New York Resilience
Marty Edelman, Paul Hastings

Marty Edelman

Creating Positive Change

Editors’ Brief

Martin Edelman is of counsel in the firm’s New York office. He has more than 30 years of experience and concentrates his practice on real estate and corporate mergers and acquisitions transactions. He has been an adviser to The Related Companies, Fisher Brothers, and Mubadala, the strategic investment entity of the Abu Dhabi Government, and is on the Board of Directors of Blackstone Mortgage, Equity Commonwealth, Global Foundries, and Aldar. He received his LLB from Columbia Law School and his AB from Princeton University. Edelman served in the Army from 1966 to 1969.

Firm Brief

Founded in 1951, Paul Hastings LLP (paulhastings.com) has grown strategically to anticipate and respond to their clients’ needs in markets across the globe. They have a strong presence throughout Asia, Europe, Latin America, and the U.S. Their innovative approach and client service has helped guide their journey to becoming one of the world’s leading global law firms.

The world is fighting a public health crisis that is impacting all countries and their citizens. The pandemic is being fought on the front lines by healthcare workers, first responders, those providing supplies and meals, transportation workers and all other essential workers. What do you say to these true leaders and heroes that are risking their lives to protect others?

Exclaiming, “Thank you for your service” is no longer enough. We need to provide a program of support for a defined category of healthcare workers and first responders. It should include tax relief during extraordinary work periods, structured, safe and reliable childcare options, and educational opportunities for those wishing to improve and increase their skills. We ask them to “save us.” How can we not as a society assure they can “save” themselves?

There is a great deal of discussion about businesses reopening in a “new normal.” What is your outlook for what this new normal may look like?

Defining a “new normal” is an aspiration, not an insight. I would hope the new normal would be a return to many of the patterns of work/life we followed before, but with an awareness that change can be productive. Perhaps a real blend of being present in the office and working from home will enhance both personal happiness and productivity. The new normal will have to embrace a massive retraining effort to provide jobs for the newly unemployed.

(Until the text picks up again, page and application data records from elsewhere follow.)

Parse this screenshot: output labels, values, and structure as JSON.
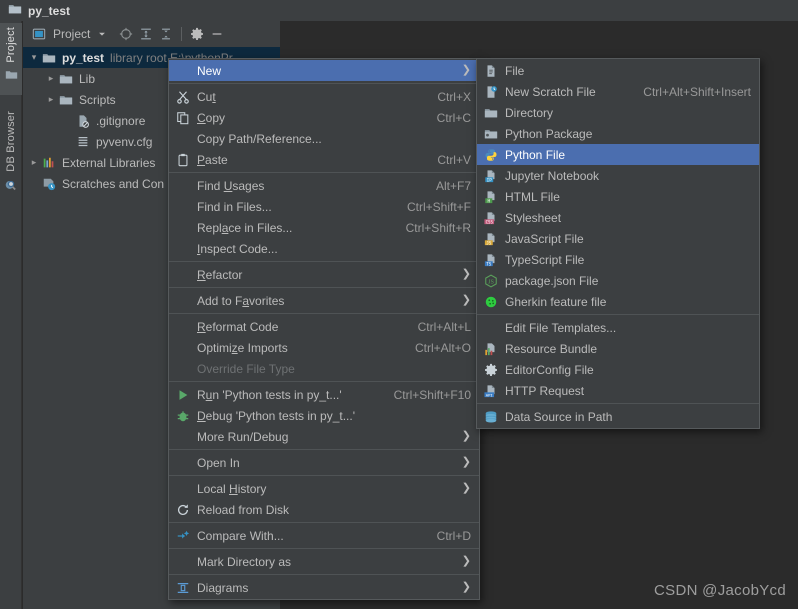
{
  "window": {
    "title": "py_test",
    "folder_icon": "folder-icon"
  },
  "toolstrip": {
    "buttons": [
      {
        "label": "Project",
        "icon": "project-panel-icon",
        "active": true
      },
      {
        "label": "DB Browser",
        "icon": "db-browser-icon",
        "active": false
      }
    ]
  },
  "project_panel": {
    "toolbar": {
      "title": "Project",
      "view_icon": "project-view-icon",
      "dropdown_icon": "chevron-down-icon",
      "locate_icon": "select-opened-file-icon",
      "expand_icon": "expand-all-icon",
      "collapse_icon": "collapse-all-icon",
      "settings_icon": "gear-icon",
      "hide_icon": "minimize-icon"
    },
    "tree": [
      {
        "name": "py_test",
        "sub": "library root  E:\\pythonPr",
        "icon": "folder-icon",
        "twisty": "expanded",
        "depth": 0,
        "selected": true,
        "bold": true
      },
      {
        "name": "Lib",
        "sub": "",
        "icon": "folder-icon",
        "twisty": "collapsed",
        "depth": 1,
        "selected": false,
        "bold": false
      },
      {
        "name": "Scripts",
        "sub": "",
        "icon": "folder-icon",
        "twisty": "collapsed",
        "depth": 1,
        "selected": false,
        "bold": false
      },
      {
        "name": ".gitignore",
        "sub": "",
        "icon": "gitignore-file-icon",
        "twisty": "none",
        "depth": 2,
        "selected": false,
        "bold": false
      },
      {
        "name": "pyvenv.cfg",
        "sub": "",
        "icon": "config-file-icon",
        "twisty": "none",
        "depth": 2,
        "selected": false,
        "bold": false
      },
      {
        "name": "External Libraries",
        "sub": "",
        "icon": "external-libraries-icon",
        "twisty": "collapsed",
        "depth": 0,
        "selected": false,
        "bold": false
      },
      {
        "name": "Scratches and Con",
        "sub": "",
        "icon": "scratches-icon",
        "twisty": "none",
        "depth": 0,
        "selected": false,
        "bold": false
      }
    ]
  },
  "context_menu": {
    "items": [
      {
        "label": "New",
        "accel": "",
        "icon": "",
        "arrow": true,
        "highlighted": true,
        "mnemonic": ""
      },
      {
        "sep": true
      },
      {
        "label": "Cut",
        "accel": "Ctrl+X",
        "icon": "cut-icon",
        "arrow": false,
        "mnemonic": "t"
      },
      {
        "label": "Copy",
        "accel": "Ctrl+C",
        "icon": "copy-icon",
        "arrow": false,
        "mnemonic": "C"
      },
      {
        "label": "Copy Path/Reference...",
        "accel": "",
        "icon": "",
        "arrow": false,
        "mnemonic": ""
      },
      {
        "label": "Paste",
        "accel": "Ctrl+V",
        "icon": "paste-icon",
        "arrow": false,
        "mnemonic": "P"
      },
      {
        "sep": true
      },
      {
        "label": "Find Usages",
        "accel": "Alt+F7",
        "icon": "",
        "arrow": false,
        "mnemonic": "U"
      },
      {
        "label": "Find in Files...",
        "accel": "Ctrl+Shift+F",
        "icon": "",
        "arrow": false,
        "mnemonic": ""
      },
      {
        "label": "Replace in Files...",
        "accel": "Ctrl+Shift+R",
        "icon": "",
        "arrow": false,
        "mnemonic": "a"
      },
      {
        "label": "Inspect Code...",
        "accel": "",
        "icon": "",
        "arrow": false,
        "mnemonic": "I"
      },
      {
        "sep": true
      },
      {
        "label": "Refactor",
        "accel": "",
        "icon": "",
        "arrow": true,
        "mnemonic": "R"
      },
      {
        "sep": true
      },
      {
        "label": "Add to Favorites",
        "accel": "",
        "icon": "",
        "arrow": true,
        "mnemonic": "a"
      },
      {
        "sep": true
      },
      {
        "label": "Reformat Code",
        "accel": "Ctrl+Alt+L",
        "icon": "",
        "arrow": false,
        "mnemonic": "R"
      },
      {
        "label": "Optimize Imports",
        "accel": "Ctrl+Alt+O",
        "icon": "",
        "arrow": false,
        "mnemonic": "z"
      },
      {
        "label": "Override File Type",
        "accel": "",
        "icon": "",
        "arrow": false,
        "disabled": true,
        "mnemonic": ""
      },
      {
        "sep": true
      },
      {
        "label": "Run 'Python tests in py_t...'",
        "accel": "Ctrl+Shift+F10",
        "icon": "run-icon",
        "arrow": false,
        "mnemonic": "u"
      },
      {
        "label": "Debug 'Python tests in py_t...'",
        "accel": "",
        "icon": "debug-icon",
        "arrow": false,
        "mnemonic": "D"
      },
      {
        "label": "More Run/Debug",
        "accel": "",
        "icon": "",
        "arrow": true,
        "mnemonic": ""
      },
      {
        "sep": true
      },
      {
        "label": "Open In",
        "accel": "",
        "icon": "",
        "arrow": true,
        "mnemonic": ""
      },
      {
        "sep": true
      },
      {
        "label": "Local History",
        "accel": "",
        "icon": "",
        "arrow": true,
        "mnemonic": "H"
      },
      {
        "label": "Reload from Disk",
        "accel": "",
        "icon": "reload-icon",
        "arrow": false,
        "mnemonic": ""
      },
      {
        "sep": true
      },
      {
        "label": "Compare With...",
        "accel": "Ctrl+D",
        "icon": "compare-icon",
        "arrow": false,
        "mnemonic": ""
      },
      {
        "sep": true
      },
      {
        "label": "Mark Directory as",
        "accel": "",
        "icon": "",
        "arrow": true,
        "mnemonic": ""
      },
      {
        "sep": true
      },
      {
        "label": "Diagrams",
        "accel": "",
        "icon": "diagrams-icon",
        "arrow": true,
        "mnemonic": ""
      }
    ]
  },
  "new_submenu": {
    "items": [
      {
        "label": "File",
        "accel": "",
        "icon": "file-icon",
        "highlighted": false
      },
      {
        "label": "New Scratch File",
        "accel": "Ctrl+Alt+Shift+Insert",
        "icon": "scratch-file-icon",
        "highlighted": false
      },
      {
        "label": "Directory",
        "accel": "",
        "icon": "folder-icon",
        "highlighted": false
      },
      {
        "label": "Python Package",
        "accel": "",
        "icon": "python-package-icon",
        "highlighted": false
      },
      {
        "label": "Python File",
        "accel": "",
        "icon": "python-file-icon",
        "highlighted": true
      },
      {
        "label": "Jupyter Notebook",
        "accel": "",
        "icon": "jupyter-notebook-icon",
        "highlighted": false
      },
      {
        "label": "HTML File",
        "accel": "",
        "icon": "html-file-icon",
        "highlighted": false
      },
      {
        "label": "Stylesheet",
        "accel": "",
        "icon": "css-file-icon",
        "highlighted": false
      },
      {
        "label": "JavaScript File",
        "accel": "",
        "icon": "javascript-file-icon",
        "highlighted": false
      },
      {
        "label": "TypeScript File",
        "accel": "",
        "icon": "typescript-file-icon",
        "highlighted": false
      },
      {
        "label": "package.json File",
        "accel": "",
        "icon": "nodejs-icon",
        "highlighted": false
      },
      {
        "label": "Gherkin feature file",
        "accel": "",
        "icon": "cucumber-icon",
        "highlighted": false
      },
      {
        "sep": true
      },
      {
        "label": "Edit File Templates...",
        "accel": "",
        "icon": "",
        "highlighted": false
      },
      {
        "label": "Resource Bundle",
        "accel": "",
        "icon": "resource-bundle-icon",
        "highlighted": false
      },
      {
        "label": "EditorConfig File",
        "accel": "",
        "icon": "gear-icon",
        "highlighted": false
      },
      {
        "label": "HTTP Request",
        "accel": "",
        "icon": "http-request-icon",
        "highlighted": false
      },
      {
        "sep": true
      },
      {
        "label": "Data Source in Path",
        "accel": "",
        "icon": "database-icon",
        "highlighted": false
      }
    ]
  },
  "watermark": {
    "text": "CSDN @JacobYcd"
  },
  "colors": {
    "accent_highlight": "#4b6eaf",
    "menu_bg": "#3c3f41",
    "editor_bg": "#2b2b2b",
    "tree_selected": "#0d293e",
    "text": "#bbbbbb"
  }
}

Perhaps most importantly, business leaders will have to be creative and innovative in dealing with sensitive issues of employees including transportation to work and healthcare requirements.

What are the keys to New York City’s recovery and how critical is it for there to be a strong public/private partnership to ensure a safe and effective reopening of New York City?

New York City will need strong, balanced political leadership to “come back.” The powerful political forces in the city such as the unions, local political clubs, and political action groups need to ally with New York’s business leaders and find common goals and values. The city faces protests which focus on racism, law enforcement and income equality. We cannot afford to pretend those issues will solve themselves; they won’t. Strong, dynamic, honest leadership bringing together the loud angry voices into a chorus of New York compromises and balance can save our precious city.

You are a leader in working with the real estate industry. What are the keys to driving a real estate recovery in New York City?

Imagination. Real estate owners and developers will be facing value reductions in various sectors. Some, like retail, I fear will not recover. Office and certainly residential can if people believe in New York. If New York moves in a punitive way to attack business, the city will lose its vibrancy, it’s economic base and its hope. Inclusive policies and serious comprehension of what we all have to lose should inform our political behavior. The real estate community will find its way in that environment. In a hostile environment, people from every level of life will think about their future somewhere else.

What do you see as the role that business can play as a force for good in society by bringing its talent, expertise and resources to help address global crises?

The need to address global climate issues is paramount and business is slowly coming to that conclusion. Our U.S. crises are income inequality and racism. The polarization of our society will lead to civil disorder. Look at the protests – the protesters are America’s future. They are young and many are women who are willing to take less so others can have more. Corporate America and unions need to recognize this and plan for pay and benefits demands, and new policies. More costs will mean less profits, which means lower stock prices, which means less money in 401(k) accounts. This means massive restructuring of our capitalist society. If America’s younger generation continues to embrace that ideal, America’s business and union leaders need to face it now. Small businesses will need to be addressed differently to survive. Will our younger leaders understand that doctrinaire political positions just foster extremism? They will need to learn the nuanced thinking that real and fair change requires.

During this difficult and uncertain time, what would you say to young people across the country who are deeply concerned and uncertain about the future?

Young Americans are a dramatic and bold group of diverse people in every way. They are certain that things need to change. They will most likely force substantial changes but, without compromise, they won’t be peaceful. The fact they have the right to protest and be listened to are the very reasons they should want to maintain the basic fabric of American democracy. I believe we can emerge from the pandemic and the hostile political environment once more people realize that overcoming income inequality and racism requires a consensus. If the streets are the new boardroom, then political and business leadership will have to convene the “negotiations” in the new boardroom and have transparent exchanges about how to achieve the future together because alone no one will achieve anything. I believe it can be done.